Scania Argentina has completed the conversion of two generator engine sets to be powered by biogas for Estancia San Lino.
Located in Chivilcoy, Buenos Aires Province, Argentina, the first two Scania biogas engines will be used for the San Lino Agropecuaria SA agricultural and livestock enterprise. The biogas, also known as renewable natural gas (RNG), will be produced from animal manure and then processed through anaerobic digesters. At the end of the process, the biogas is transformed into electricity through generator sets with Scania engines from the company’s Green Efficiency line.
In turn, the biodigester waste returns to the earth as natural fertilizers. “Those are the same elements that the plant uses to grow, instead of buying fossil fertilizers. That is the concept of circular economy,” said Jaime Goodall of San Lino Agropecuaria SA.
According to Leandro Hernández, director of services at Scania Argentina, the engines for this purpose can be 9, 13, or 15 liters. “They are of the otto cycle type, they work with natural gas at 1500 rpm, generating 50 hertz,” said Hernández. “They are assembled with national Powgen brand generator sets and the service is carried out directly by Scania, which has 28 service points in the country prepared to attend to this type of technology.”

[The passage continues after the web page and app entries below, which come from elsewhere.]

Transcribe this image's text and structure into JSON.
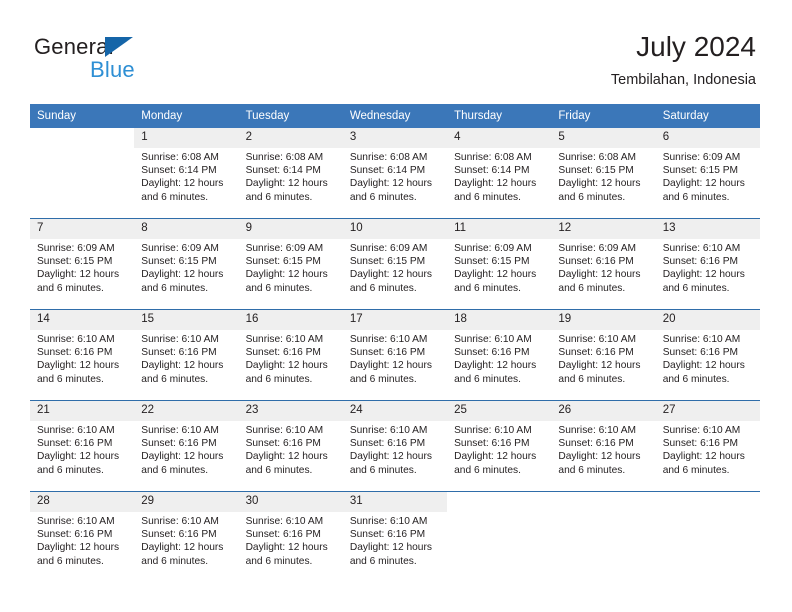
{
  "brand": {
    "name_part1": "General",
    "name_part2": "Blue",
    "triangle_color": "#1565a8",
    "blue_color": "#2e8fd4"
  },
  "header": {
    "title": "July 2024",
    "subtitle": "Tembilahan, Indonesia"
  },
  "theme": {
    "header_blue": "#3b77b9",
    "row_rule_blue": "#2f6da9",
    "daynum_band": "#efefef"
  },
  "calendar": {
    "weekday_headers": [
      "Sunday",
      "Monday",
      "Tuesday",
      "Wednesday",
      "Thursday",
      "Friday",
      "Saturday"
    ],
    "weeks": [
      [
        {
          "day": "",
          "sunrise": "",
          "sunset": "",
          "daylight_line1": "",
          "daylight_line2": "",
          "empty": true
        },
        {
          "day": "1",
          "sunrise": "Sunrise: 6:08 AM",
          "sunset": "Sunset: 6:14 PM",
          "daylight_line1": "Daylight: 12 hours",
          "daylight_line2": "and 6 minutes.",
          "empty": false
        },
        {
          "day": "2",
          "sunrise": "Sunrise: 6:08 AM",
          "sunset": "Sunset: 6:14 PM",
          "daylight_line1": "Daylight: 12 hours",
          "daylight_line2": "and 6 minutes.",
          "empty": false
        },
        {
          "day": "3",
          "sunrise": "Sunrise: 6:08 AM",
          "sunset": "Sunset: 6:14 PM",
          "daylight_line1": "Daylight: 12 hours",
          "daylight_line2": "and 6 minutes.",
          "empty": false
        },
        {
          "day": "4",
          "sunrise": "Sunrise: 6:08 AM",
          "sunset": "Sunset: 6:14 PM",
          "daylight_line1": "Daylight: 12 hours",
          "daylight_line2": "and 6 minutes.",
          "empty": false
        },
        {
          "day": "5",
          "sunrise": "Sunrise: 6:08 AM",
          "sunset": "Sunset: 6:15 PM",
          "daylight_line1": "Daylight: 12 hours",
          "daylight_line2": "and 6 minutes.",
          "empty": false
        },
        {
          "day": "6",
          "sunrise": "Sunrise: 6:09 AM",
          "sunset": "Sunset: 6:15 PM",
          "daylight_line1": "Daylight: 12 hours",
          "daylight_line2": "and 6 minutes.",
          "empty": false
        }
      ],
      [
        {
          "day": "7",
          "sunrise": "Sunrise: 6:09 AM",
          "sunset": "Sunset: 6:15 PM",
          "daylight_line1": "Daylight: 12 hours",
          "daylight_line2": "and 6 minutes.",
          "empty": false
        },
        {
          "day": "8",
          "sunrise": "Sunrise: 6:09 AM",
          "sunset": "Sunset: 6:15 PM",
          "daylight_line1": "Daylight: 12 hours",
          "daylight_line2": "and 6 minutes.",
          "empty": false
        },
        {
          "day": "9",
          "sunrise": "Sunrise: 6:09 AM",
          "sunset": "Sunset: 6:15 PM",
          "daylight_line1": "Daylight: 12 hours",
          "daylight_line2": "and 6 minutes.",
          "empty": false
        },
        {
          "day": "10",
          "sunrise": "Sunrise: 6:09 AM",
          "sunset": "Sunset: 6:15 PM",
          "daylight_line1": "Daylight: 12 hours",
          "daylight_line2": "and 6 minutes.",
          "empty": false
        },
        {
          "day": "11",
          "sunrise": "Sunrise: 6:09 AM",
          "sunset": "Sunset: 6:15 PM",
          "daylight_line1": "Daylight: 12 hours",
          "daylight_line2": "and 6 minutes.",
          "empty": false
        },
        {
          "day": "12",
          "sunrise": "Sunrise: 6:09 AM",
          "sunset": "Sunset: 6:16 PM",
          "daylight_line1": "Daylight: 12 hours",
          "daylight_line2": "and 6 minutes.",
          "empty": false
        },
        {
          "day": "13",
          "sunrise": "Sunrise: 6:10 AM",
          "sunset": "Sunset: 6:16 PM",
          "daylight_line1": "Daylight: 12 hours",
          "daylight_line2": "and 6 minutes.",
          "empty": false
        }
      ],
      [
        {
          "day": "14",
          "sunrise": "Sunrise: 6:10 AM",
          "sunset": "Sunset: 6:16 PM",
          "daylight_line1": "Daylight: 12 hours",
          "daylight_line2": "and 6 minutes.",
          "empty": false
        },
        {
          "day": "15",
          "sunrise": "Sunrise: 6:10 AM",
          "sunset": "Sunset: 6:16 PM",
          "daylight_line1": "Daylight: 12 hours",
          "daylight_line2": "and 6 minutes.",
          "empty": false
        },
        {
          "day": "16",
          "sunrise": "Sunrise: 6:10 AM",
          "sunset": "Sunset: 6:16 PM",
          "daylight_line1": "Daylight: 12 hours",
          "daylight_line2": "and 6 minutes.",
          "empty": false
        },
        {
          "day": "17",
          "sunrise": "Sunrise: 6:10 AM",
          "sunset": "Sunset: 6:16 PM",
          "daylight_line1": "Daylight: 12 hours",
          "daylight_line2": "and 6 minutes.",
          "empty": false
        },
        {
          "day": "18",
          "sunrise": "Sunrise: 6:10 AM",
          "sunset": "Sunset: 6:16 PM",
          "daylight_line1": "Daylight: 12 hours",
          "daylight_line2": "and 6 minutes.",
          "empty": false
        },
        {
          "day": "19",
          "sunrise": "Sunrise: 6:10 AM",
          "sunset": "Sunset: 6:16 PM",
          "daylight_line1": "Daylight: 12 hours",
          "daylight_line2": "and 6 minutes.",
          "empty": false
        },
        {
          "day": "20",
          "sunrise": "Sunrise: 6:10 AM",
          "sunset": "Sunset: 6:16 PM",
          "daylight_line1": "Daylight: 12 hours",
          "daylight_line2": "and 6 minutes.",
          "empty": false
        }
      ],
      [
        {
          "day": "21",
          "sunrise": "Sunrise: 6:10 AM",
          "sunset": "Sunset: 6:16 PM",
          "daylight_line1": "Daylight: 12 hours",
          "daylight_line2": "and 6 minutes.",
          "empty": false
        },
        {
          "day": "22",
          "sunrise": "Sunrise: 6:10 AM",
          "sunset": "Sunset: 6:16 PM",
          "daylight_line1": "Daylight: 12 hours",
          "daylight_line2": "and 6 minutes.",
          "empty": false
        },
        {
          "day": "23",
          "sunrise": "Sunrise: 6:10 AM",
          "sunset": "Sunset: 6:16 PM",
          "daylight_line1": "Daylight: 12 hours",
          "daylight_line2": "and 6 minutes.",
          "empty": false
        },
        {
          "day": "24",
          "sunrise": "Sunrise: 6:10 AM",
          "sunset": "Sunset: 6:16 PM",
          "daylight_line1": "Daylight: 12 hours",
          "daylight_line2": "and 6 minutes.",
          "empty": false
        },
        {
          "day": "25",
          "sunrise": "Sunrise: 6:10 AM",
          "sunset": "Sunset: 6:16 PM",
          "daylight_line1": "Daylight: 12 hours",
          "daylight_line2": "and 6 minutes.",
          "empty": false
        },
        {
          "day": "26",
          "sunrise": "Sunrise: 6:10 AM",
          "sunset": "Sunset: 6:16 PM",
          "daylight_line1": "Daylight: 12 hours",
          "daylight_line2": "and 6 minutes.",
          "empty": false
        },
        {
          "day": "27",
          "sunrise": "Sunrise: 6:10 AM",
          "sunset": "Sunset: 6:16 PM",
          "daylight_line1": "Daylight: 12 hours",
          "daylight_line2": "and 6 minutes.",
          "empty": false
        }
      ],
      [
        {
          "day": "28",
          "sunrise": "Sunrise: 6:10 AM",
          "sunset": "Sunset: 6:16 PM",
          "daylight_line1": "Daylight: 12 hours",
          "daylight_line2": "and 6 minutes.",
          "empty": false
        },
        {
          "day": "29",
          "sunrise": "Sunrise: 6:10 AM",
          "sunset": "Sunset: 6:16 PM",
          "daylight_line1": "Daylight: 12 hours",
          "daylight_line2": "and 6 minutes.",
          "empty": false
        },
        {
          "day": "30",
          "sunrise": "Sunrise: 6:10 AM",
          "sunset": "Sunset: 6:16 PM",
          "daylight_line1": "Daylight: 12 hours",
          "daylight_line2": "and 6 minutes.",
          "empty": false
        },
        {
          "day": "31",
          "sunrise": "Sunrise: 6:10 AM",
          "sunset": "Sunset: 6:16 PM",
          "daylight_line1": "Daylight: 12 hours",
          "daylight_line2": "and 6 minutes.",
          "empty": false
        },
        {
          "day": "",
          "sunrise": "",
          "sunset": "",
          "daylight_line1": "",
          "daylight_line2": "",
          "empty": true
        },
        {
          "day": "",
          "sunrise": "",
          "sunset": "",
          "daylight_line1": "",
          "daylight_line2": "",
          "empty": true
        },
        {
          "day": "",
          "sunrise": "",
          "sunset": "",
          "daylight_line1": "",
          "daylight_line2": "",
          "empty": true
        }
      ]
    ]
  }
}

The San Lino project is designed to obtain 250 m3 per hour, which is transformed by the motor generator into 300 kWh of electrical energy. It is then expanded to 500 kW, which is what the plant can feed constantly, generating injections to the network 24 hours a day, explained plant builders from BGA Energia.
“The generation from biogas ranges between 160 and 200 MWh, this is 40% cheaper than the generation of electricity based on gas oil,” said Martín Pinos, managing partner of BGA Energia. “This opens the possibility that, in addition to having an environmental benefit from effluent treatment, the cost of electricity generation in rural areas can be reduced.”
Scania said that these processes and the biogas generator can reduce carbon dioxide emissions by 90%. “If we take all the generator sets that are working in the country in continuous generation and deliver energy to the grid in thermal power plants, and we convert them so that they are fed with biogas of animal origin or from other effluents, the carbon footprint could be reduced at the country level,” said Hernández.
Scania said that it is noticing a strong trend toward more sustainable engine solutions, with 15% of its engine sales centered around natural gas. In five years, the company forecasts that biogas engines will make up 15% of engine sales, giving natural gas a 30% share of total engine sales.